Living in London, there is always something new to see, some unique quirk of architecture to discover. Forgotten tube stations lurk beneath the pavements; angels and lions lambast the sky in crumbling graveyards; Art Deco palaces press themselves against Edwardian elegance. The eye never wants for something splendid.
Yet sadness lives alongside the splendid. An abandoned pub sits quietly beyond the hustle and bustle of the high street. Forlorn and stripped of glory, the Ralston Arms looks desperately lonely amid the expanse of empty, puddle-stained tarmac. Faded white chipboard covers the ground floor windows and doors, though it hardly deters the more persistent drifters; jagged holes punch through the dusty windows on the upper floor, yawning like demonic mouths. The early morning daylight does not reach the upper rooms. The darkness inside looks thick and menacing, yet it taunts me all the same. “Come, look inside, and see what treasures I hide,” the darkness says.
Staring at this relic of a shrinking pub culture, I wonder for how long the Arms has stood empty. Advertisements are tacked to the outside walls, promising sweet abandon at the bottom of a bottle, but they look reasonably new. The signage bears none of the flaking sadness of other forgotten pubs, still gaily proclaiming its existence in burgundy and gold. Perhaps it closed recently, another victim of the dreaded economic meltdown, a ‘good time hall’ cast aside when the good times became too expensive.
I think about all the celebrations once held inside; birthdays, engagements, anniversaries, or wakes. The passage of human life witnessed by walls that now stand silent, quiet observers struck blind by the departure of the pub’s occupants. If I listen carefully enough, I can hear the laughter, the drunken sing-a-longs, the good-natured rowdy banter, and the clanging bell marking Last Orders.
For a moment, the doors burst open; a party is in full swing inside. Older men clutching glasses slop their pints across the bar as they sway to and fro, singing victory songs peppered with expletives and slanderous accusations. Younger boys in football strips mimic their movements, spilling soft drinks on the sticky floor in celebration. Even the pavement comes alive as crying girls stumble out of the pub, jostling for kerb space; they wail about infidelity, betrayal and lost purses.
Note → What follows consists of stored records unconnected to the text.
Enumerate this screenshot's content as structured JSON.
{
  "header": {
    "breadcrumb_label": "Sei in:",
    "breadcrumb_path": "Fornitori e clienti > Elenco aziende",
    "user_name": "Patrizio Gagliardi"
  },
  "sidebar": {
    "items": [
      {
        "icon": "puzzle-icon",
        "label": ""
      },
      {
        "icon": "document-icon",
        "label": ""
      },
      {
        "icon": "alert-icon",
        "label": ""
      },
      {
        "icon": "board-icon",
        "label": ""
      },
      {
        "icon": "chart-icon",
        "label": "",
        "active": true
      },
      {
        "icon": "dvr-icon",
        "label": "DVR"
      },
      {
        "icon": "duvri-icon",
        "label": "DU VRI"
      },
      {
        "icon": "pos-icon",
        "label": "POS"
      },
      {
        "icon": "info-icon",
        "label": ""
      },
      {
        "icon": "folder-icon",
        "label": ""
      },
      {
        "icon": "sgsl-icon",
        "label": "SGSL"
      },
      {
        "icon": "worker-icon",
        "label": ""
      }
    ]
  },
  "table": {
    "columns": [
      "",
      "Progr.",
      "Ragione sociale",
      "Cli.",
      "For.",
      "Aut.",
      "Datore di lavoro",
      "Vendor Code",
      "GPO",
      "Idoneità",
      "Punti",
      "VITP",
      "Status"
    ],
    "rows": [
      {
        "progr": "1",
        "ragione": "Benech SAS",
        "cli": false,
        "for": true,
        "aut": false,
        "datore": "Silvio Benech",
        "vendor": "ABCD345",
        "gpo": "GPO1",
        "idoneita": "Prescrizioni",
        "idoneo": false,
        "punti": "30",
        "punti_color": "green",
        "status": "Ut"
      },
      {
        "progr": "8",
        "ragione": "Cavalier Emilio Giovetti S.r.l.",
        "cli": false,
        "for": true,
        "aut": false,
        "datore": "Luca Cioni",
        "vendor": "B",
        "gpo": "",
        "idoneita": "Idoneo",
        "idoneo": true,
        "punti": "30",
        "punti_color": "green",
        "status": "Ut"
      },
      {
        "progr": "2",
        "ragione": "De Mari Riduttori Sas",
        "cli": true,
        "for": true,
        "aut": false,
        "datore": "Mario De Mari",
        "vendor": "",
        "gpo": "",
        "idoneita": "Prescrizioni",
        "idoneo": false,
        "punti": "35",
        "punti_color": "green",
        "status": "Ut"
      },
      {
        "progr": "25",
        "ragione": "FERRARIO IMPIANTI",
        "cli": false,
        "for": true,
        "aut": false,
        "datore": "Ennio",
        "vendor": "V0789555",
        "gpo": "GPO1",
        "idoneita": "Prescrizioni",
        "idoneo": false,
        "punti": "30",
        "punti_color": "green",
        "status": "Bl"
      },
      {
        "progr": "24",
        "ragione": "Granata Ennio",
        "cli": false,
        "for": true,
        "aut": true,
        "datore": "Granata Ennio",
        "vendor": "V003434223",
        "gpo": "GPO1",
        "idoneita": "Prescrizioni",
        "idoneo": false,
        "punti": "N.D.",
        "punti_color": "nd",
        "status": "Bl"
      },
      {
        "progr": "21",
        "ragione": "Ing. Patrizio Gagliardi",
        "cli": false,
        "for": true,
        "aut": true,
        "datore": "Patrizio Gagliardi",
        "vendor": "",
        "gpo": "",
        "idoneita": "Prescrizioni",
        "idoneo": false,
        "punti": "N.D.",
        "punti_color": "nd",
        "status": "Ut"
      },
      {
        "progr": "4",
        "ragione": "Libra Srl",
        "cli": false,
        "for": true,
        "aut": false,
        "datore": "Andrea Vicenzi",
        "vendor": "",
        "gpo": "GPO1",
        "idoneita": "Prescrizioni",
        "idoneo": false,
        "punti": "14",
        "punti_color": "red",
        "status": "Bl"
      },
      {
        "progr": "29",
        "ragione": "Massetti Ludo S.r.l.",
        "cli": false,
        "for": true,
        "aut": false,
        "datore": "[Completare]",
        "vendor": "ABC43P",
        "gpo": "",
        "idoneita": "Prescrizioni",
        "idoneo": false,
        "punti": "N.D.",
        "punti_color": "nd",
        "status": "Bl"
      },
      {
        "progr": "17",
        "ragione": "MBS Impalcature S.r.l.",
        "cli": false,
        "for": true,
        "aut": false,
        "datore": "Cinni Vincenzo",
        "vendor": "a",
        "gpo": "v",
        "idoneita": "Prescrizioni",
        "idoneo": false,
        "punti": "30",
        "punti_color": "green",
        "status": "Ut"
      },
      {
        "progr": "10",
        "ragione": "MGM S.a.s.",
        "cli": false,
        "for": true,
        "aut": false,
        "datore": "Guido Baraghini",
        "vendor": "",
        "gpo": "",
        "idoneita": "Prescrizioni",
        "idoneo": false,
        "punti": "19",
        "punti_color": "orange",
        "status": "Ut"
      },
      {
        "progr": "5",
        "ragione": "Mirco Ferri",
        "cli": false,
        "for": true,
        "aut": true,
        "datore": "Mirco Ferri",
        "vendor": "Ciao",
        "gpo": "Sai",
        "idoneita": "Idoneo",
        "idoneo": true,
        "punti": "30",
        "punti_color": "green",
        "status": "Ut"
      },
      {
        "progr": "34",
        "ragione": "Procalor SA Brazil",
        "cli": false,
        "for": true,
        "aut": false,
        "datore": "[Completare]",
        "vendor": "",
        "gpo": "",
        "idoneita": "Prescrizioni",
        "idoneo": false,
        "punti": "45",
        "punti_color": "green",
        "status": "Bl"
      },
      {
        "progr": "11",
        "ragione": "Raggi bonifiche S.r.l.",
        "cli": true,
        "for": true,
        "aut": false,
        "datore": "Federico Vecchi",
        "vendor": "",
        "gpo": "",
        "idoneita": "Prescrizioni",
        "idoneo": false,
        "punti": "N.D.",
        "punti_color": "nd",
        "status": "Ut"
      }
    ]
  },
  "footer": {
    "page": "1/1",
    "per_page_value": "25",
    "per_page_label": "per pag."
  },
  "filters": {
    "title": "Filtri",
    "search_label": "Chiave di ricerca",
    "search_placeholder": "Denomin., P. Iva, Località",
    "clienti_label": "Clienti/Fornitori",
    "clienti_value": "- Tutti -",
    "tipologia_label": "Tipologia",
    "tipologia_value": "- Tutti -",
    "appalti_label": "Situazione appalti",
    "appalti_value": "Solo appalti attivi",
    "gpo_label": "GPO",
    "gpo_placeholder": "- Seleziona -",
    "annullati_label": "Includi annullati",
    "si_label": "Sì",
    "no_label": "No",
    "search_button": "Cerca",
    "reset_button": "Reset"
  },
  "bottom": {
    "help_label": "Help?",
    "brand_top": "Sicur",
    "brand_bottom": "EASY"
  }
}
A sleek sports car roars through the mist and shatters the illusion. The lonely ghosts disperse, shuffling away from the pub into the cold grey morning. The doors swing closed, the lights flicker and go out, and the pub stands empty once more.
– Icy Sedgwick